  • Bow and Sword in Accord: Navarre uses a crossbow and a Cool Sword.
  • Cassandra Truth: Nobody believes Phillipe. With reason, admittedly.

Imperius: Thank you for trying, and for standing up for the truth.
Phillipe: I should have known better. Every moment of happiness in my life has come from lying.

    • Also:

Phillipe: I told the truth, Lord! How can I learn any moral lessons when you keep confusing me this way?

    • At the end of Phillipe's and Isabeau's near-capture at the monastery:

Guard: Where's the woman?
Phillipe: She flew away.
Phillipe: God's truth, she flew away!
Guard: YOU L-AAAGH!!! (Guard is shot by Navarre and falls.)
Phillipe: (beat)... It pays to tell the truth, Lord. Thank you. I see that now.

  • Celestial Deadline: A couple is cursed so that she's a hawk by day and human by night, and he is human by day and a wolf by night. They only get to see each other in the moments of sunrise and sunset then were saved by Rules Lawyering.
  • Chew Toy: Mouse.
  • Cool Horse: Goliath, a huge black Friesian. Just don't call him a her.
  • Cool Sword: It is even used to chop wood.

Navarre: This sword has been in my family for five generations. It has never known defeat, until now.

  • Corrupt Church: In the movie it shows that the entire region of Aquila in the Middle Ages is ruled by this trope. Unusually, the movie averts the trope's implicit Take That qualities in that the protagonists are all depicted as genuinely faithful and God-fearing.
  • Curse: On the two Star-Crossed Lovers.
  • Curse Escape Clause: A solar eclipse allows Navarre and Isabeau to meet each other in human forms at the same time, dispelling the curse.
  • Deadpan Snarker: Phillipe, and how.

Phillipe: (to Imperius) When you kneel before the altar, how do you get up again?

Phillipe: I believe he was heading south, toward Aquila.
Guard: Then we ride north, sir!
Phillipe: It's impolite to assume someone is a liar when you've only just met them!
Guard Leader: And yet you knew we would... we ride south.

  • If I Can't Have You: "...then no man shall!"
  • Impaled with Extreme Prejudice: The ending, twice.
  • Improvised Weapon: In addition to swords, weapons used include a bunch of horseshoes, an iron bar, rocks, the opponent's helmet, and a huge candelabra.
  • Incendiary Exponent: Averted. The captain of the guards is anything but badass when it's on fire.
  • Involuntary Shapeshifting: The curse upon Navarre and Isabeau forces them to transform between human and animal forms every dawn and dusk.
  • I Will Find You: Etienne Navarre: "And know this - if you fail, I will follow you the length of my days.
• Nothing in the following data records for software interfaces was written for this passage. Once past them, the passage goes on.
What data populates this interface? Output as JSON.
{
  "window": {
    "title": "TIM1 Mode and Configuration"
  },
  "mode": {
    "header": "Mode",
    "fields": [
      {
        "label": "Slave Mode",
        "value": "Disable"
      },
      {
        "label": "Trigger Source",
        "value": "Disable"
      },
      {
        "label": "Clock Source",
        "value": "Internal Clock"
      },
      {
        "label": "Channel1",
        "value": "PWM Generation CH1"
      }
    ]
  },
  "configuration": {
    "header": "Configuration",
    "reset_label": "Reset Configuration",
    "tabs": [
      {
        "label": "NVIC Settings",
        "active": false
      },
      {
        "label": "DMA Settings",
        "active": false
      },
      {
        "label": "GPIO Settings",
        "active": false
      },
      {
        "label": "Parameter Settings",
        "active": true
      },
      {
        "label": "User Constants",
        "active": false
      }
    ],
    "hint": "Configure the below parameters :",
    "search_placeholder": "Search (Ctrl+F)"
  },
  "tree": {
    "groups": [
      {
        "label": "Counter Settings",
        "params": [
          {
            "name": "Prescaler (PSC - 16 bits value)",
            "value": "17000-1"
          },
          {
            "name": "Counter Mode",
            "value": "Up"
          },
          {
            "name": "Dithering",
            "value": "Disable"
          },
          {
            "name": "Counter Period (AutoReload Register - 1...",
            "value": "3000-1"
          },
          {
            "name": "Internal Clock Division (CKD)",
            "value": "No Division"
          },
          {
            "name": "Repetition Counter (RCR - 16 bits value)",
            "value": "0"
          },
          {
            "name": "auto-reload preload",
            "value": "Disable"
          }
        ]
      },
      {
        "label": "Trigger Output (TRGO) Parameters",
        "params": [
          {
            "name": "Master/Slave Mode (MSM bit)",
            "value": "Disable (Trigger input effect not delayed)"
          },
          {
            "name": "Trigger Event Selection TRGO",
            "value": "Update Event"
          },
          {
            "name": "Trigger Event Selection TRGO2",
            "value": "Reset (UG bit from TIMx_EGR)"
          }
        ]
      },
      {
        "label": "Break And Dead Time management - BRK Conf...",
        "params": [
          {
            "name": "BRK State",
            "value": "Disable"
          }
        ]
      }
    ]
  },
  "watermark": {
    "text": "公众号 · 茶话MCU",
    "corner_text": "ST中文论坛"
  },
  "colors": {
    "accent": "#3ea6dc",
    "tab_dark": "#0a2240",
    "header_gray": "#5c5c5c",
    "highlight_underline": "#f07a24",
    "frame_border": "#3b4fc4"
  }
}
And I will find you."
  • Karmic Death: The Bishop is killed in the process of trying to stab Isabeau in the back.
  • Knight in Shining Armor: Navarre
  • Leaning on the Fourth Wall: Phillipe regularly directly addresses God (but effectively the audience) as his personal confidante. None of the other characters notice, but he does go out of his way to put distance between himself and the other characters before talking to the camera.

Phillippe (to Navarre): No offense, sir, but I talk to God all the time, and He never mentioned you.

Imperius: Remember-
Imperius: Walk on the left side.